- "Let your will be done" (June 22, 2012) Lately I have been repeating these words to myself often: "Let your will be done." It's been so helpful that I'm writing this post to encourage you to try it yourself. You probably think you know what I mean by those words, and may even find yourself put off by the traditional sound of them. But I can assure you that what they mean is anything but traditional.
- Are we willing to believe in a Creator God? (June 14, 2012) Lately, I've been getting increasingly in touch with a word in the Course that I had never truly related to: "created." Of course, I knew it was there. I quoted it and it showed up frequently in my writing. But it had never meant that much to me. Now I am seeing just how central it is in the Course, and catching a glimpse of how potentially meaningful and liberating it is for me.
- The meaning of a "little willingness" (June 4, 2012) We Course students love the idea of the little willingness. After all, it is hard to muster up an overpowering will to be loving and forgiving. But if, instead, we need just a little willingness, it suddenly sounds like the task might just be doable.

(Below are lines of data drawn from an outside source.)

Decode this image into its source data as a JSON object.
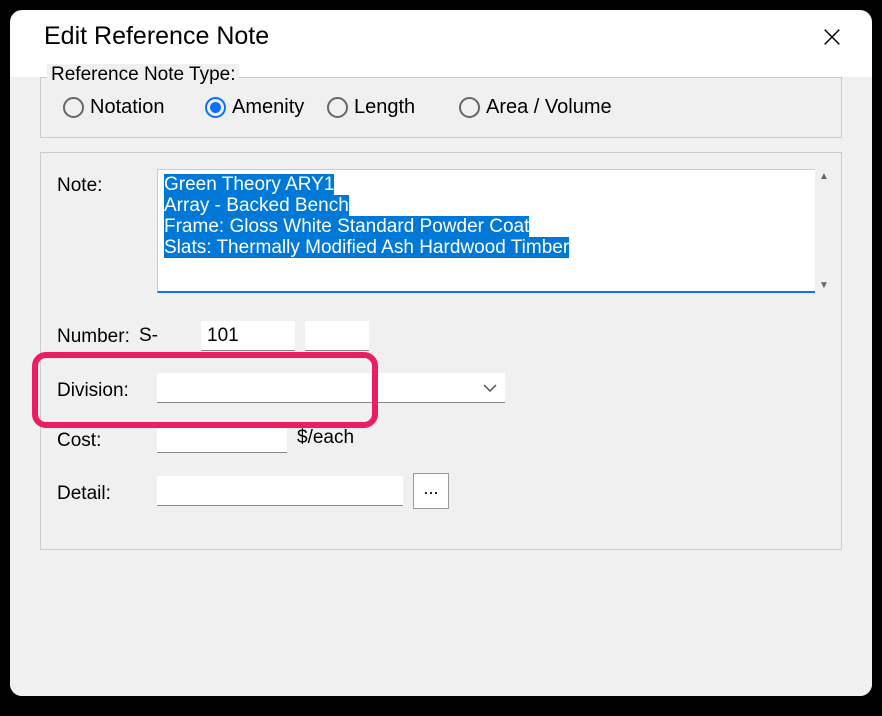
{
  "window": {
    "title": "Edit Reference Note"
  },
  "reference_type": {
    "legend": "Reference Note Type:",
    "options": [
      {
        "label": "Notation",
        "selected": false
      },
      {
        "label": "Amenity",
        "selected": true
      },
      {
        "label": "Length",
        "selected": false
      },
      {
        "label": "Area / Volume",
        "selected": false
      }
    ]
  },
  "form": {
    "note_label": "Note:",
    "note_lines": [
      "Green Theory ARY1",
      "Array - Backed Bench",
      "Frame: Gloss White Standard Powder Coat",
      "Slats: Thermally Modified Ash Hardwood Timber"
    ],
    "number_label": "Number:",
    "number_prefix": "S-",
    "number_value": "101",
    "number_suffix": "",
    "division_label": "Division:",
    "division_value": "",
    "cost_label": "Cost:",
    "cost_value": "",
    "cost_unit": "$/each",
    "detail_label": "Detail:",
    "detail_value": "",
    "browse_label": "..."
  }
}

- Secret Thinkers (May 31, 2012) My wife's been watching this program here in England called Secret Eaters. The premise behind the program is that people are getting fat (the UK is apparently not far behind the US in this department) because they don't realize just how much they are eating.
These short articles by Robert Perry are intended for the general reader—everyone from those who are totally unfamiliar with A Course in Miracles to experienced Course students. Each article applies the teachings of the Course to a daily life situation, and offers the reader a Course-based practice to apply to that situation in his or her own life.

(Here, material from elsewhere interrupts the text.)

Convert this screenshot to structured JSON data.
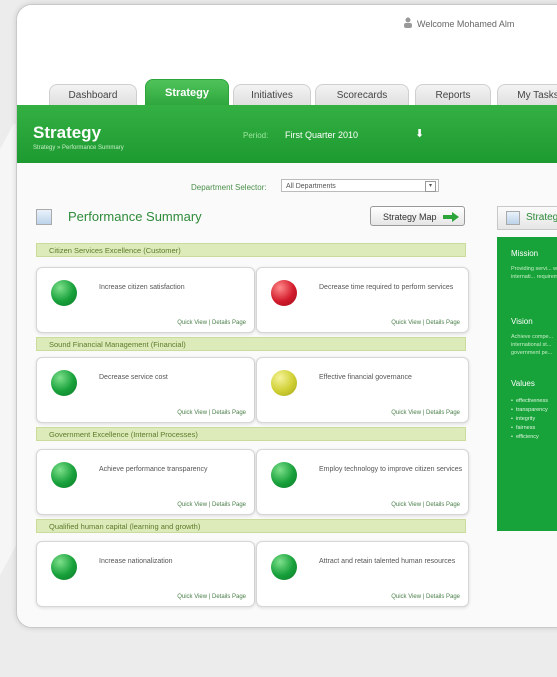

Browse these posts: [ 1 2 ]
- Who Was Jesus? The world has always been focused on the question of who Jesus was. But A Course in Miracles believes that the real question is: What did he teach?
- What's in a Name? We try to avoid misleading names, yet what if all names are misleading? If all of us are one, why do we have separate names at all? Behind these separate names, what is our true name?
- Open-Mindedness We all value open-mindedness, yet by that we mean being open-minded about particular facts or situations or issues. Could it be that there is a deeper open-mindedness, in which we are open to a whole different way of seeing reality?
- I Rest in God More important than rest of the body is rest of the mind, and that is what is offered us by this wonderful line, "I rest in God."
- Patience We feel ambivalent about patience because we fear that if we don't raise a stink, we'll have to wait longer. Could it be, however, that real patience has the power to draw to us that which we are waiting for, so that our wait is actually shorter?
- Who Are the Blind? We assume that if our physical eyes are in working order, we are among the seeing. Yet all our eyes see is shapes and color. Sight of real meaning eludes us, and yet meaning is the only thing worth seeing. How, then, can we claim to have sight?
- Gentleness Is Strength We automatically assume that gentleness is weakness, yet A Course in Miracles challenges this conception. It says that gentleness is far stronger than aggression, and that is why the gentle will inherit the earth.
- Does God Ask Us to Make Sacrifices? Even if we believe in a loving God, we may also believe that He occasionally changes hats, especially when He asks us to do things that look like sacrifices. Yet how logical can it be to believe that God changes hats?
- Tolerance We tend to value high standards, yet the ugly side of our high standards is intolerance. The higher our standards, the narrower the range in which we will feel all right. The key to peace is tolerance, and the key to tolerance is letting go of judgment.